Covid causes volatility in forex markets

There is hope is in the air as Covid-19 vaccine rollouts gather pace across the globe and economic stimulus packages are implemented to help nations recover from the pandemic. Last year, the markets experienced volatility with most instruments hitting extreme highs and lows.

The forex market was no different, as currencies are often at the mercy of external factors like recessions, government debt, interest rates and inflation levels. Now well into 2021, it’s clear that the forex market’s volatility is not quite over yet.

Currencies are an indicator of economic health so we take a look at some of the most heavily traded currency pairs in the forex market to see how their performance ties into each country’s economic situation and what the future holds.

Europe’s struggle with Covid-19 continues as the region is grappling with further waves. This has led to the Euro sliding in a big way, particularly against the US Dollar, which has been buoyed by the increase in US treasury yields and the possibility of an infrastructure bill that could benefit Wall Street. Another contributing factor to the Euro’s decline is the slow vaccine rollout in Europe compared to the US, which will have offered the vaccine to about 90 per cent of its citizens by the end of April.

The EUR/USD power pair began 2021 on a high note but has been on a slow decline since then, with a brief uptick in February. The pair closed at 1.22511 on January 3 and then began a downward slide of 2.3 per cent to close at 1.19674 by February 4. It was followed by a brief rise of 1.6 per cent over the month to reach 1.21705 by February 24. However, the pair continued on the downward slope to fall by another 3.1 per cent to finish the first quarter of 2021 at 1.17282 on March 31.

With foreign exchange being the top market for trade by volume, many traders are keenly awaiting President Joe Biden’s infrastructure plan as this could have a huge impact on the US Dollar and, therefore, the forex market. Europe’s vaccine rollout and management of the Covid-19 situation this year could be another factor in forex trading prices, along with the upcoming distribution of the European Union’s (EU) recovery funds. Forex trading with the EUR/USD pair could continue in volatility throughout 2021.

Towards the end of March, the US Dollar hit a one-year high against the Yen and had a quarterly gain of 3.56 per cent, the largest since June of 2018. The US Dollar has become more attractive for investment as the country forges a path towards economic recovery, and this is helping the currency achieve huge gains this year. Even though Japan’s economy had a large amount of recovery towards the end of 2020, it still shrank by 4.8 per cent for the year.

While the world’s third-largest economy is on the path towards economic recovery, it may be a little slower due to Japan’s slower vaccine distribution, according to Takumi Tsunoda, a senior economist at Shinkin Central Bank Research.

The USD/JPY pair has been on the rise since the beginning of the year.
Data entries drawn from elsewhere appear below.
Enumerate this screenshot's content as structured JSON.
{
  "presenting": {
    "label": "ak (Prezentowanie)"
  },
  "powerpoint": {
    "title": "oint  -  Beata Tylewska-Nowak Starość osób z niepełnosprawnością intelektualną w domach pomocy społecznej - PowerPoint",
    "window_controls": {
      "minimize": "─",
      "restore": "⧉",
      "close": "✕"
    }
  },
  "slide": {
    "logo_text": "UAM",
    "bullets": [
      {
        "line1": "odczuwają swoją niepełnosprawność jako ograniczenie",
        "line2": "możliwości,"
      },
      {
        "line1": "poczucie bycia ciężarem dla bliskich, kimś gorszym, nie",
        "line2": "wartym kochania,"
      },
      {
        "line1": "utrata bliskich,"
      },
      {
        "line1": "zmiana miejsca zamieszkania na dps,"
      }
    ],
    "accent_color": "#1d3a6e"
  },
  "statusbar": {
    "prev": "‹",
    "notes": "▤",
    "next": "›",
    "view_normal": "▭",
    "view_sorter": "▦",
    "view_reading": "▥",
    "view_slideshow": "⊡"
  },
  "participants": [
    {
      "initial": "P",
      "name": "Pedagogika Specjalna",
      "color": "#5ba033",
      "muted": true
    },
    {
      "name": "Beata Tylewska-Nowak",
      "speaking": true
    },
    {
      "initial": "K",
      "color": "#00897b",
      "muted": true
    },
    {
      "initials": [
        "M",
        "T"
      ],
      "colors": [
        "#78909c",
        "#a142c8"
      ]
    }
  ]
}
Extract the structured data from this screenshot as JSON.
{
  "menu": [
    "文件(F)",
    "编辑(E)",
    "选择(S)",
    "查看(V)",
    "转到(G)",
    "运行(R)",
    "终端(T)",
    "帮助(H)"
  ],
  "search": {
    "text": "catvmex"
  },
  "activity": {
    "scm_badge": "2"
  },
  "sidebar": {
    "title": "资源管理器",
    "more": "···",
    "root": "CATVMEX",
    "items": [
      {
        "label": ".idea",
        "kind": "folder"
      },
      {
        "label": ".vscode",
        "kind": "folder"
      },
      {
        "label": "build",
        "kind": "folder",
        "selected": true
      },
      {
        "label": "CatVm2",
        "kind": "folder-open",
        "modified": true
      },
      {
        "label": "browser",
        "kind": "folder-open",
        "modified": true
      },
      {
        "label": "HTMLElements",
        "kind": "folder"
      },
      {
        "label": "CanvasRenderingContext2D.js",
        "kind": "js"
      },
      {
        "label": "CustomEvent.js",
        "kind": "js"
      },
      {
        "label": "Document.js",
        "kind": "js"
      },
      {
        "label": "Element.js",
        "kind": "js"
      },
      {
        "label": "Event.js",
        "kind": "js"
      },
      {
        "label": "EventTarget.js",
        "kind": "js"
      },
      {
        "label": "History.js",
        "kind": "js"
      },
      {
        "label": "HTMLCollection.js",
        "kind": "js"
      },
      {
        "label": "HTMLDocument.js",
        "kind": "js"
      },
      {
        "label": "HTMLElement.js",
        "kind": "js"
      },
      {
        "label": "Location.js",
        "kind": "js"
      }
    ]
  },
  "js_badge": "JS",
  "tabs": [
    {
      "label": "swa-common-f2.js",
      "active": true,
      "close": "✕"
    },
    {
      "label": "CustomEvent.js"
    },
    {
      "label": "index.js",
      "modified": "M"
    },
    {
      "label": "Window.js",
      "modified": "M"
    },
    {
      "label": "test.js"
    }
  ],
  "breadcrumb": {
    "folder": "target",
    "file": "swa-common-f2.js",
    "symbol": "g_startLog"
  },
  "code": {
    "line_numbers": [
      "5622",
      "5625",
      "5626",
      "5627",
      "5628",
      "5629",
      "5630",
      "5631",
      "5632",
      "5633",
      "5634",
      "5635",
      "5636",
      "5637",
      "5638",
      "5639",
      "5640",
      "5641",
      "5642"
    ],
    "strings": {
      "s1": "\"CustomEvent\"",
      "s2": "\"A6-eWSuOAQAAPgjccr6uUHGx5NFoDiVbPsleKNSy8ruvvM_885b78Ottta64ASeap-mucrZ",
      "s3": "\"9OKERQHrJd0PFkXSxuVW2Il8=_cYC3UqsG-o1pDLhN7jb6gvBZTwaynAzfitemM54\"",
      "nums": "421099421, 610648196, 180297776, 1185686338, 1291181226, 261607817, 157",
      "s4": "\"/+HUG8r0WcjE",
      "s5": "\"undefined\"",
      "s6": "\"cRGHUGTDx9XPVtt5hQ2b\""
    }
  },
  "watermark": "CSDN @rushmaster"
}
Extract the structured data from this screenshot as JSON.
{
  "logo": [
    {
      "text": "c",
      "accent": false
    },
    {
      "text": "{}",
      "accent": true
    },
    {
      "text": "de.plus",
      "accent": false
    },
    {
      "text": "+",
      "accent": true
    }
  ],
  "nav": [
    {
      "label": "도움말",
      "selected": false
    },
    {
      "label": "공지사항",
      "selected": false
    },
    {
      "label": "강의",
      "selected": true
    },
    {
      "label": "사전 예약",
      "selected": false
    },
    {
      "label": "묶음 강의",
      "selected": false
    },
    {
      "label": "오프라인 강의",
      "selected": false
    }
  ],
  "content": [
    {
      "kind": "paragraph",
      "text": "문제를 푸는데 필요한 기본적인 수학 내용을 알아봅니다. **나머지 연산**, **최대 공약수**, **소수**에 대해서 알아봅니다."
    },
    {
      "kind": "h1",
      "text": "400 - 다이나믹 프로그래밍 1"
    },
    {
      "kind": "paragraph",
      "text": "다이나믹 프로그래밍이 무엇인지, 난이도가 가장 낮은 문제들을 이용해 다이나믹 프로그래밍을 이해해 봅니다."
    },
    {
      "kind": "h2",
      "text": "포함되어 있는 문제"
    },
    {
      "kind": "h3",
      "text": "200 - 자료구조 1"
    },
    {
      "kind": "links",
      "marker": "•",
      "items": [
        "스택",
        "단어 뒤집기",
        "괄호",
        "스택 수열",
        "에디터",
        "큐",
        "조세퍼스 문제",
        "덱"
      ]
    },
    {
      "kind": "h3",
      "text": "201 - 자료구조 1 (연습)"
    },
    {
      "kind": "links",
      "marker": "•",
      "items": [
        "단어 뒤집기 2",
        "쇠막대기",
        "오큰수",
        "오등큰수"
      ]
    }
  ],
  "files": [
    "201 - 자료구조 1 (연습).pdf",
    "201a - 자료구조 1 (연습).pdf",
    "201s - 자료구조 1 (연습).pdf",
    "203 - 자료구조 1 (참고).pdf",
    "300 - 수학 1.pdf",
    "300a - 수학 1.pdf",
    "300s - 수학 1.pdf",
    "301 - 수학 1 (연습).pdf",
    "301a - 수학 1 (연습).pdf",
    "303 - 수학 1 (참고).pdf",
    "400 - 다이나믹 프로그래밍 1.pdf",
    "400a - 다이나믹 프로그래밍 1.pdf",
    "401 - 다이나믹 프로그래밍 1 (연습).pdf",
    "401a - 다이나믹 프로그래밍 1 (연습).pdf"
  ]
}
The pair started 2021 on a closing price of 103.257 on January 3 and went on a steady trip upwards, with a brief sideways movement at the beginning of March. The USD/JPY pair increased by 7.2 per cent from January 3 to March 31, closing on a price of 110.769 to finish off the first quarter of 2021.

The pace of each country’s economic recovery remains uncertain to an extent, as it largely hinges on the vaccine rollouts and stimulus package distribution and effectiveness.  

All of this volatility can be quite enticing to those who are looking to begin their forex trading journey, however, it’s important to remember that volatility also poses risks. If you’d like to enter the market by forex trading with iFOREX, make informed decisions by enhancing your knowledge.